** SUPPLIED MATERIAL follows **

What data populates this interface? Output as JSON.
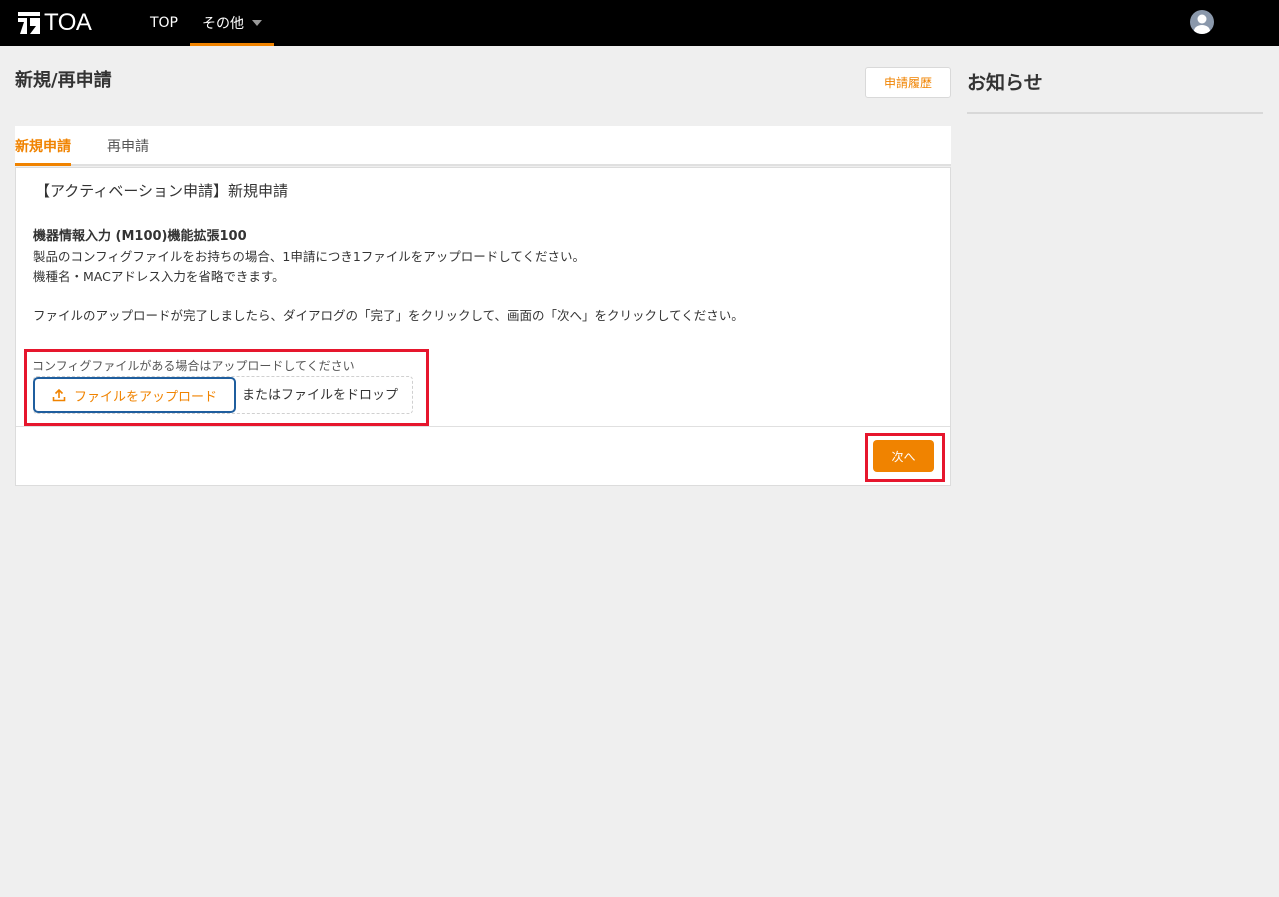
{
  "header": {
    "logo_text": "TOA",
    "nav": [
      {
        "label": "TOP"
      },
      {
        "label": "その他"
      }
    ]
  },
  "page": {
    "title": "新規/再申請",
    "history_button": "申請履歴",
    "news_title": "お知らせ"
  },
  "tabs": [
    {
      "label": "新規申請",
      "active": true
    },
    {
      "label": "再申請",
      "active": false
    }
  ],
  "form": {
    "title": "【アクティベーション申請】新規申請",
    "section_heading": "機器情報入力 (M100)機能拡張100",
    "desc_line1": "製品のコンフィグファイルをお持ちの場合、1申請につき1ファイルをアップロードしてください。",
    "desc_line2": "機種名・MACアドレス入力を省略できます。",
    "desc_line3": "ファイルのアップロードが完了しましたら、ダイアログの「完了」をクリックして、画面の「次へ」をクリックしてください。",
    "upload_label": "コンフィグファイルがある場合はアップロードしてください",
    "upload_button": "ファイルをアップロード",
    "drop_text": "またはファイルをドロップ",
    "next_button": "次へ"
  },
  "colors": {
    "accent": "#f08300",
    "highlight": "#e6162d",
    "upload_border": "#1f5e9e"
  },
  "icons": [
    "toa-logo-icon",
    "caret-down-icon",
    "user-avatar-icon",
    "upload-icon"
  ]
}
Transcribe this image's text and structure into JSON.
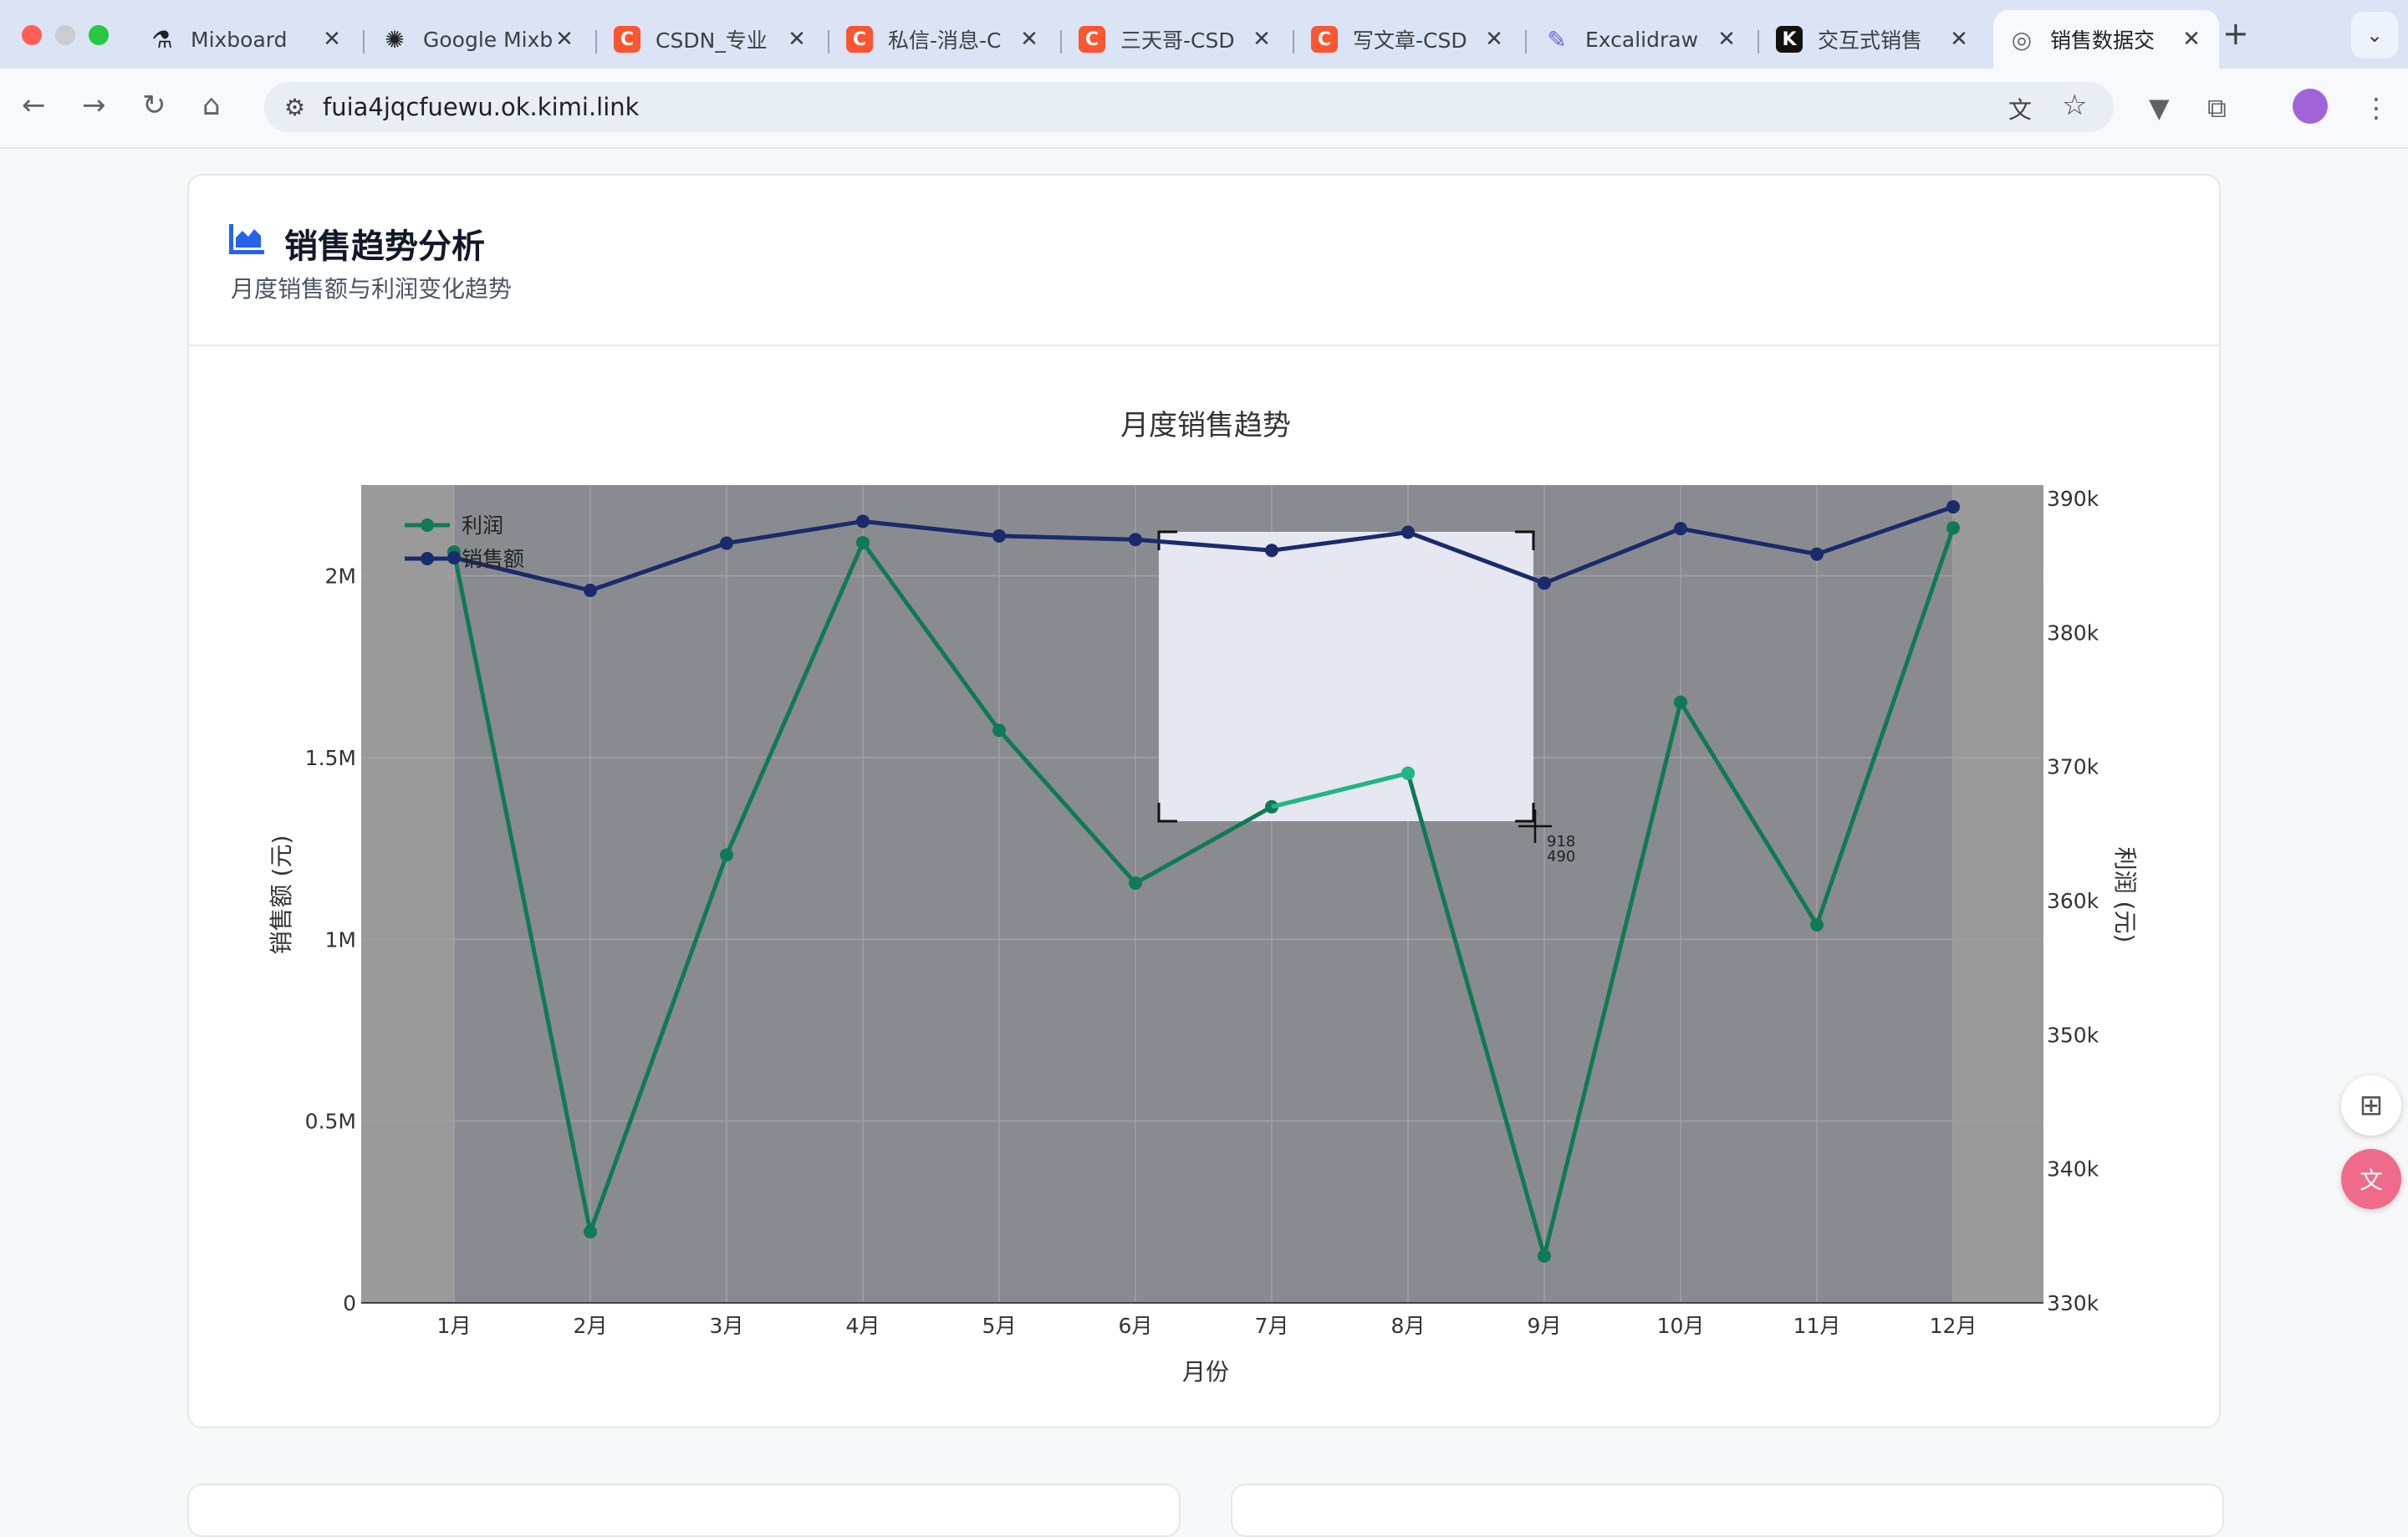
{
  "browser": {
    "tabs": [
      {
        "title": "Mixboard",
        "icon": "flask-icon",
        "color": "#202124"
      },
      {
        "title": "Google Mixb",
        "icon": "openai-icon",
        "color": "#202124"
      },
      {
        "title": "CSDN_专业",
        "icon": "csdn-icon",
        "color": "#fc5531"
      },
      {
        "title": "私信-消息-C",
        "icon": "csdn-icon",
        "color": "#fc5531"
      },
      {
        "title": "三天哥-CSD",
        "icon": "csdn-icon",
        "color": "#fc5531"
      },
      {
        "title": "写文章-CSD",
        "icon": "csdn-icon",
        "color": "#fc5531"
      },
      {
        "title": "Excalidraw",
        "icon": "excalidraw-icon",
        "color": "#6965db"
      },
      {
        "title": "交互式销售",
        "icon": "kimi-icon",
        "color": "#111111"
      },
      {
        "title": "销售数据交",
        "icon": "globe-icon",
        "color": "#5f6368",
        "active": true
      }
    ],
    "url": "fuia4jqcfuewu.ok.kimi.link"
  },
  "card": {
    "title": "销售趋势分析",
    "subtitle": "月度销售额与利润变化趋势"
  },
  "cursor_readout": {
    "x": "918",
    "y": "490"
  },
  "chart_data": {
    "type": "line",
    "title": "月度销售趋势",
    "xlabel": "月份",
    "ylabel": "销售额 (元)",
    "y2label": "利润 (元)",
    "categories": [
      "1月",
      "2月",
      "3月",
      "4月",
      "5月",
      "6月",
      "7月",
      "8月",
      "9月",
      "10月",
      "11月",
      "12月"
    ],
    "ylim": [
      0,
      2250000
    ],
    "y2lim": [
      330000,
      391000
    ],
    "yticks": [
      {
        "v": 0,
        "label": "0"
      },
      {
        "v": 500000,
        "label": "0.5M"
      },
      {
        "v": 1000000,
        "label": "1M"
      },
      {
        "v": 1500000,
        "label": "1.5M"
      },
      {
        "v": 2000000,
        "label": "2M"
      }
    ],
    "y2ticks": [
      {
        "v": 330000,
        "label": "330k"
      },
      {
        "v": 340000,
        "label": "340k"
      },
      {
        "v": 350000,
        "label": "350k"
      },
      {
        "v": 360000,
        "label": "360k"
      },
      {
        "v": 370000,
        "label": "370k"
      },
      {
        "v": 380000,
        "label": "380k"
      },
      {
        "v": 390000,
        "label": "390k"
      }
    ],
    "legend_position": "top-left",
    "grid": true,
    "series": [
      {
        "name": "利润",
        "axis": "right",
        "color": "#0f7a55",
        "values": [
          386000,
          335300,
          363400,
          386700,
          372700,
          361300,
          367000,
          369500,
          333500,
          374800,
          358200,
          387800
        ]
      },
      {
        "name": "销售额",
        "axis": "left",
        "color": "#1b2a6b",
        "values": [
          2050000,
          1960000,
          2090000,
          2150000,
          2110000,
          2100000,
          2070000,
          2120000,
          1980000,
          2130000,
          2060000,
          2190000
        ]
      }
    ]
  }
}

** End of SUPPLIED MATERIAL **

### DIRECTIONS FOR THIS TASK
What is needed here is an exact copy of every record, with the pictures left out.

### TASK OUTPUT
What data populates this interface? Output as JSON.
{
  "header": {
    "logo_text": "TOA",
    "nav": [
      {
        "label": "TOP"
      },
      {
        "label": "その他"
      }
    ]
  },
  "page": {
    "title": "新規/再申請",
    "history_button": "申請履歴",
    "news_title": "お知らせ"
  },
  "tabs": [
    {
      "label": "新規申請",
      "active": true
    },
    {
      "label": "再申請",
      "active": false
    }
  ],
  "form": {
    "title": "【アクティベーション申請】新規申請",
    "section_heading": "機器情報入力 (M100)機能拡張100",
    "desc_line1": "製品のコンフィグファイルをお持ちの場合、1申請につき1ファイルをアップロードしてください。",
    "desc_line2": "機種名・MACアドレス入力を省略できます。",
    "desc_line3": "ファイルのアップロードが完了しましたら、ダイアログの「完了」をクリックして、画面の「次へ」をクリックしてください。",
    "upload_label": "コンフィグファイルがある場合はアップロードしてください",
    "upload_button": "ファイルをアップロード",
    "drop_text": "またはファイルをドロップ",
    "next_button": "次へ"
  },
  "colors": {
    "accent": "#f08300",
    "highlight": "#e6162d",
    "upload_border": "#1f5e9e"
  },
  "icons": [
    "toa-logo-icon",
    "caret-down-icon",
    "user-avatar-icon",
    "upload-icon"
  ]
}
Transcribe this image's text and structure into JSON.
{
  "browser": {
    "tabs": [
      {
        "title": "Mixboard",
        "icon": "flask-icon",
        "color": "#202124"
      },
      {
        "title": "Google Mixb",
        "icon": "openai-icon",
        "color": "#202124"
      },
      {
        "title": "CSDN_专业",
        "icon": "csdn-icon",
        "color": "#fc5531"
      },
      {
        "title": "私信-消息-C",
        "icon": "csdn-icon",
        "color": "#fc5531"
      },
      {
        "title": "三天哥-CSD",
        "icon": "csdn-icon",
        "color": "#fc5531"
      },
      {
        "title": "写文章-CSD",
        "icon": "csdn-icon",
        "color": "#fc5531"
      },
      {
        "title": "Excalidraw",
        "icon": "excalidraw-icon",
        "color": "#6965db"
      },
      {
        "title": "交互式销售",
        "icon": "kimi-icon",
        "color": "#111111"
      },
      {
        "title": "销售数据交",
        "icon": "globe-icon",
        "color": "#5f6368",
        "active": true
      }
    ],
    "url": "fuia4jqcfuewu.ok.kimi.link"
  },
  "card": {
    "title": "销售趋势分析",
    "subtitle": "月度销售额与利润变化趋势"
  },
  "cursor_readout": {
    "x": "918",
    "y": "490"
  },
  "chart_data": {
    "type": "line",
    "title": "月度销售趋势",
    "xlabel": "月份",
    "ylabel": "销售额 (元)",
    "y2label": "利润 (元)",
    "categories": [
      "1月",
      "2月",
      "3月",
      "4月",
      "5月",
      "6月",
      "7月",
      "8月",
      "9月",
      "10月",
      "11月",
      "12月"
    ],
    "ylim": [
      0,
      2250000
    ],
    "y2lim": [
      330000,
      391000
    ],
    "yticks": [
      {
        "v": 0,
        "label": "0"
      },
      {
        "v": 500000,
        "label": "0.5M"
      },
      {
        "v": 1000000,
        "label": "1M"
      },
      {
        "v": 1500000,
        "label": "1.5M"
      },
      {
        "v": 2000000,
        "label": "2M"
      }
    ],
    "y2ticks": [
      {
        "v": 330000,
        "label": "330k"
      },
      {
        "v": 340000,
        "label": "340k"
      },
      {
        "v": 350000,
        "label": "350k"
      },
      {
        "v": 360000,
        "label": "360k"
      },
      {
        "v": 370000,
        "label": "370k"
      },
      {
        "v": 380000,
        "label": "380k"
      },
      {
        "v": 390000,
        "label": "390k"
      }
    ],
    "legend_position": "top-left",
    "grid": true,
    "series": [
      {
        "name": "利润",
        "axis": "right",
        "color": "#0f7a55",
        "values": [
          386000,
          335300,
          363400,
          386700,
          372700,
          361300,
          367000,
          369500,
          333500,
          374800,
          358200,
          387800
        ]
      },
      {
        "name": "销售额",
        "axis": "left",
        "color": "#1b2a6b",
        "values": [
          2050000,
          1960000,
          2090000,
          2150000,
          2110000,
          2100000,
          2070000,
          2120000,
          1980000,
          2130000,
          2060000,
          2190000
        ]
      }
    ]
  }
}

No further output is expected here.